How To Track Bugs… Website Bug Tracking of Course
What Practices Should You Follow for Website Bug Tracking? Pay attention, because your customers certainly will.
You’ll probably run into a few glitches along the way when it comes to writing code and cross-checking user experience. But if you don’t know how to effectively track website bugs, then go-live is going to be very painful.
That’s exactly why we’re going to take a look at some easy-to-follow tips for website bug tracking and management. Let’s get to it.
Keep it straightforward
The comprehensive monitoring of website or coding project start with good error tracking; the easier your setup, the less cost you can bring to your staff. Getting a logically organized plan for your project launches helps you to manage your projects’ unpredictable changes or interruptions, including glitches, more readily.
When you see a bug, it is easy to document with sticky notes, a notepad, or spreadsheets, but if you do this for a few weeks, you can soon figure out that the lack of structure creates more trouble than it is worth.
It is at this stage that bug management tools come in handy. Select a tool where errors in a database can be tracked and explicitly linked to other products, such as releases.
Classify the bug
When you start monitoring bugs in apps or websites, one of the first things you’ll want to set up is field models. Using this opportunity to address the experience and make sure you raise questions such as:
- When anyone is reporting a bug, what fields can appear on the fault form?
- Will the fields of your form appear in a particular order?
- Planned outcomes
- To whom the bug is allocated
- Definition of the defect
- The minimum steps are taken to replicate the defect
- Climate Ambient (what browser, etc.)
- Are there any fields that are read-only?
- Are these fields necessary? All or most of these fields are usually required:
- Clear title, which can be searched
- The bug’s priority or seriousness
And so on.

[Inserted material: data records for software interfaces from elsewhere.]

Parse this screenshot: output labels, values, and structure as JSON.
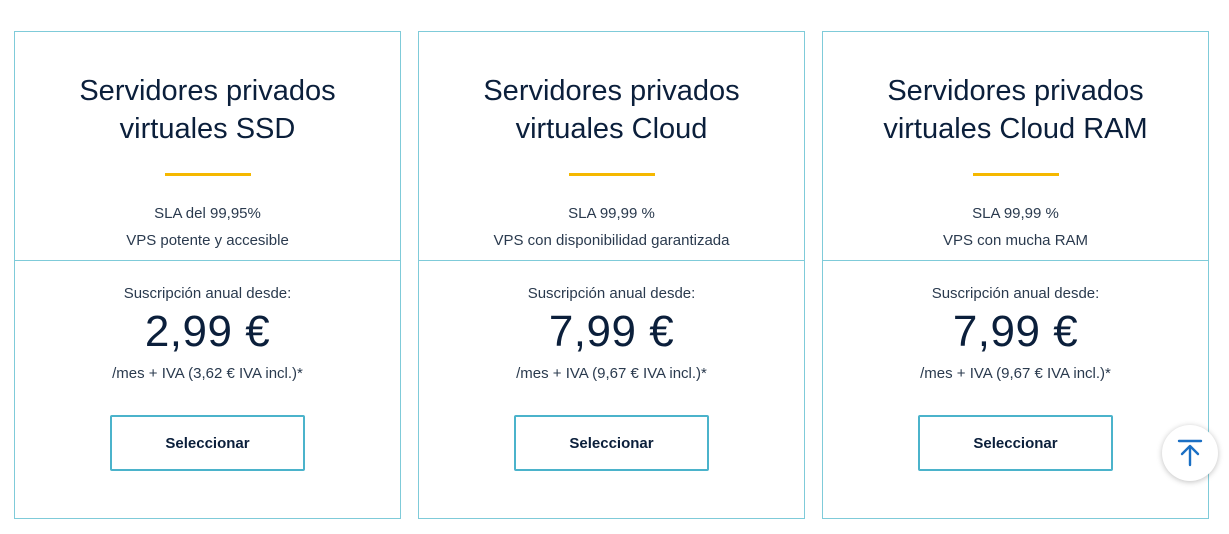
{
  "plans": [
    {
      "title_line1": "Servidores privados",
      "title_line2": "virtuales SSD",
      "sla": "SLA del 99,95%",
      "description": "VPS potente y accesible",
      "from_label": "Suscripción anual desde:",
      "price": "2,99 €",
      "tax_note": "/mes + IVA (3,62 € IVA incl.)*",
      "button_label": "Seleccionar"
    },
    {
      "title_line1": "Servidores privados",
      "title_line2": "virtuales Cloud",
      "sla": "SLA 99,99 %",
      "description": "VPS con disponibilidad garantizada",
      "from_label": "Suscripción anual desde:",
      "price": "7,99 €",
      "tax_note": "/mes + IVA (9,67 € IVA incl.)*",
      "button_label": "Seleccionar"
    },
    {
      "title_line1": "Servidores privados",
      "title_line2": "virtuales Cloud RAM",
      "sla": "SLA 99,99 %",
      "description": "VPS con mucha RAM",
      "from_label": "Suscripción anual desde:",
      "price": "7,99 €",
      "tax_note": "/mes + IVA (9,67 € IVA incl.)*",
      "button_label": "Seleccionar"
    }
  ],
  "scroll_top": {
    "icon": "arrow-up-to-top-icon"
  },
  "colors": {
    "border": "#7fcbd9",
    "accent_bar": "#f5b800",
    "button_border": "#4bb3cb",
    "text_dark": "#0b1f3b",
    "icon_blue": "#1a6fc4"
  }
}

When it comes to website bug tracking, you may also want to provide certain extra areas, such as an option to provide screenshots, that will help the individual reporting the bug with more detail.
Note that too many fields may be overwhelming and deter individuals from reporting bugs, while too few fields can not catch the main data effectively. So, after you identify your fields, any time somebody has a new idea for one, try not to constantly incorporate fields, because odds are you’re overdoing it. Test a variety of bug management tools and see which fits best to your needs.
Organizing and managing the vulnerabilities
The easiest way to guarantee team effectiveness is to establish a consistent hierarchical framework for the records of defects. This will easily allow members of your team to find pre-existing bugs and run reviews through bug groups.
Aspects to consider:
- How do you like to organize bugs? They can be classified according to the software update, edition, or publication.
- Will there be restricted access to such glitches for certain individuals?
- Will there be restricted access to some areas for certain people?
These factors can assist in the most effective way to simplify your bug operation.
Set up a monitoring mechanism
You’ll still want to know the course across the company that the defects follow. It will avoid the lack of reports, guarantee that everybody knows who is accountable for whom, and ensure that everyone follows the protocols they can follow.
Ask yourself the following questions:
- How are bugs allocated, prioritized, and planned?
- How does a bug pass around your organization, e.g., should your bug have to follow a fixed course from step to step?
- Will a defect be able to immediately transfer from ‘Found’ to ‘Fixed’ or does it first proceed through a ‘Checking’ phase?
- Are there rules you would like to link to certain steps in your process of bug tracking?
Make sure you have the whole team buy-in
Eventually, if the whole team isn’t using it, a decent bug monitoring database won’t be effective. Your website bug tracking can be logged and handled regularly as the whole team uses the same framework, so it is wise to begin by allowing all the partners (developers, quality assurance, customer support, project managers, etc.) to analyze the tools and attempt to make a choice together.
Bug management tools truly help in finding the bugs, solving them, and maintaining a smooth testing environment. They are truly an asset to software testing companies out there.